The Quaich Project in Edinburgh

WHY was selected the winner of an international competition to redesign the landmark Ross Pavilion and surrounding parkland of West Princes Street Gardens. Located on a UNESCO world heritage site, the project requires a highly sensitive approach to reviving an important public space at the heart of the city. Our response applies practices of wilding to restore the Scottish landscape, creating a synthesis of structural design and organic growth; rather than designing a “building in a park,” we set out to design a park which defines the architecture.

Key info
Design Architect
Executed by Workshop HY Architecture & Design DPC
Edinburgh, Scotland
  • 2017 - Ongoing
  • 16 acres
Masterplanning, Site and Building Programming, Stakeholder Engagement, Urban and Landscape Design, Architectural Design
Selected Press

Collectively known as The Quaich Project, a reference to the traditional Scottish sharing cup, the development is characterized by an ethos of collaboration and wide-ranging public engagement. Located at the intersection of the city’s old and new towns, the site serves as the foreground of the city’s most iconic landmark, Castle Rock. It is an area of unique cultural, historical, and ecological importance, and extensive engagement with stakeholders – among them, local residents, civic leaders, art consultants, horticulturists and historians – was crucial to our strategy of re-integrating a biodiverse Scottish landscape.

The winning design proposes an organic scheme which activates four layers of meaning within the gardens: botanical, civic, commemorative, and cultural. Inspired by the geology and history of the gardens – from the volcanic forces which shaped Castle Rock, to the societal energy of the Victorian pleasure garden – the design positions the new visitor center and the butterfly pavilion within the folds of the landscape. The gardens are further activated by the introduction of a new undulating promenade, transformed access from Princes Street, sculptural seating, and dynamic open views. The "invisible architecture" of the pavilion allows the castle to preside as the main architectural event, subtly recalibrating the relationship between the natural world and the built environment.
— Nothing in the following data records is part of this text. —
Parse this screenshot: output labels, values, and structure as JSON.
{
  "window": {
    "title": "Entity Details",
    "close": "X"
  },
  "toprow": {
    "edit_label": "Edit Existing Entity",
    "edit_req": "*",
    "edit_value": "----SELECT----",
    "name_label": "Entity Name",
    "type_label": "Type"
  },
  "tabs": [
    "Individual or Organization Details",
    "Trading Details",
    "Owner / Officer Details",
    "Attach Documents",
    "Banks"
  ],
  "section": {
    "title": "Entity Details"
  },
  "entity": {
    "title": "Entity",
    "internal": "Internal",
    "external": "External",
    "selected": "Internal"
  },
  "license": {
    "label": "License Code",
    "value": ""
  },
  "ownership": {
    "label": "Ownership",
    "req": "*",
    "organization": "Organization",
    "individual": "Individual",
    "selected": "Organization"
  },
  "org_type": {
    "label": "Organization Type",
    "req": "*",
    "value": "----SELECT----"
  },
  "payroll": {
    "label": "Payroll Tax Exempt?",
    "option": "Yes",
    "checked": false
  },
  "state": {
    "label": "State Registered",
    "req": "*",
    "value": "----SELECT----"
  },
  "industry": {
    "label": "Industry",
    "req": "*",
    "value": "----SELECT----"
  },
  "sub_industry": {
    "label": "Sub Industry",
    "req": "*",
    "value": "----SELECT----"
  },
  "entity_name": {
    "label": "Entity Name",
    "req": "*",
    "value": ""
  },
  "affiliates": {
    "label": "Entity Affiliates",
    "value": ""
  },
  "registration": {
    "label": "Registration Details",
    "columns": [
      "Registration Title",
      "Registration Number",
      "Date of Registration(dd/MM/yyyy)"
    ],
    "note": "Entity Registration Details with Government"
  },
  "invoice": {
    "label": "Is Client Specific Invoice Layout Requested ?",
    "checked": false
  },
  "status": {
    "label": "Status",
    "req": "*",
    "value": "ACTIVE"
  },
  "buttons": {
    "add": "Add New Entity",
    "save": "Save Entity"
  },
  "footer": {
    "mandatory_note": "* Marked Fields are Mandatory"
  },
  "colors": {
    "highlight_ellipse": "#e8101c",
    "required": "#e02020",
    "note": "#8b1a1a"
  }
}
West Princes Street Gardens is marked by deep seams and scars – the valley, the crags, the railway, and the divide between the old and the new towns. We wanted to celebrate the park’s placement and topography while also engaging in a process of urban healing. By pinpointing existing issues – the limited access from Princes Street, the difficulty of navigating the steep valley, the interrupted flow of the gardens, and the lack of experiential diversity – we were able to create a design which highlighted the most powerful aspects of the space, carefully reintegrating the parts into a healthy whole.

Local Architect
  • GRAS
Historic Preservationist
  • Groves-Raines Architects
Civil, Structural, MEP, and Acoustical Engineer
  • ARUP
Urban Strategist
  • Lawrence Barth
Lighting Consultant
  • Studio Yann Kersalé
Identity & Graphics
  • O Street
Heritage and Engagement Specialist
Related projects